Pull out every line from the listing that has the word "JSON".

(The records):
== Segment start ==

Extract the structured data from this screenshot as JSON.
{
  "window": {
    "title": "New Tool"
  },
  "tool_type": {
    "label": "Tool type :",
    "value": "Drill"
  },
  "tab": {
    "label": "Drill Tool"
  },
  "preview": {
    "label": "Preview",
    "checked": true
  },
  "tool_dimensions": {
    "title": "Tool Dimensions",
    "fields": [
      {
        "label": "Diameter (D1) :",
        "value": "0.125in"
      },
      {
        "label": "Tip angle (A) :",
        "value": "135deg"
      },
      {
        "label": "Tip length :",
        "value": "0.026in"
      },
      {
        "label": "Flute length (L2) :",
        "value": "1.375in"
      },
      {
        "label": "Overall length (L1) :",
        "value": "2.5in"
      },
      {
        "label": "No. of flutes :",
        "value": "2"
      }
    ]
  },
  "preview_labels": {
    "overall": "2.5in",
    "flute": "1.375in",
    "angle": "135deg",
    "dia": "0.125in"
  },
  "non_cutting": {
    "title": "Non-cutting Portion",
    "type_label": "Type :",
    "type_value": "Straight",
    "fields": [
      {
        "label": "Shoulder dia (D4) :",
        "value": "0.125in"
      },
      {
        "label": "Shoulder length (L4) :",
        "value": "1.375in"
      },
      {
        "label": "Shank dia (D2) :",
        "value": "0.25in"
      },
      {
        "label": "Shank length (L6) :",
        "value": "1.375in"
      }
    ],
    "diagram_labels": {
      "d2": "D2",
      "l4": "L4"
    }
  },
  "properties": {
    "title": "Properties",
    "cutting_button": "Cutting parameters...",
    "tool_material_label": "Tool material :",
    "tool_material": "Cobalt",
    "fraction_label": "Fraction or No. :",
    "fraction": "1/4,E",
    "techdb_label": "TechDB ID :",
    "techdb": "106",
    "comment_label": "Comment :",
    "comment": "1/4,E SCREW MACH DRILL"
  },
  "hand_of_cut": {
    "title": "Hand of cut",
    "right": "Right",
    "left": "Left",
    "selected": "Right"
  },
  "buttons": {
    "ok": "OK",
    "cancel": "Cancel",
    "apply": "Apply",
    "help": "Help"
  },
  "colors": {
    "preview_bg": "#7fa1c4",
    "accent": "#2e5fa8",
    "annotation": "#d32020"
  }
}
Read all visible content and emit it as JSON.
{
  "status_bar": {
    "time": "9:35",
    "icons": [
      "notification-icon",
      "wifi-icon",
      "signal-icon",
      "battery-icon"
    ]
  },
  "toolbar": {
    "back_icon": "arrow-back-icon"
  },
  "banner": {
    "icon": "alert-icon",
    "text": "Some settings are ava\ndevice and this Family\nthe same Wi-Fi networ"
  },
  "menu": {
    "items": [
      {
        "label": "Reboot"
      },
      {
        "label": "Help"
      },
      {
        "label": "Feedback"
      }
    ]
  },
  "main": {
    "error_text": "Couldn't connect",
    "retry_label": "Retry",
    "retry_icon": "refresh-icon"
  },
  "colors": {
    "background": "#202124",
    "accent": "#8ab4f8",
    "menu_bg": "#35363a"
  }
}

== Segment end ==

(Solved problem):
Extract the structured data from this screenshot as JSON.
Read all visible content and emit it as JSON.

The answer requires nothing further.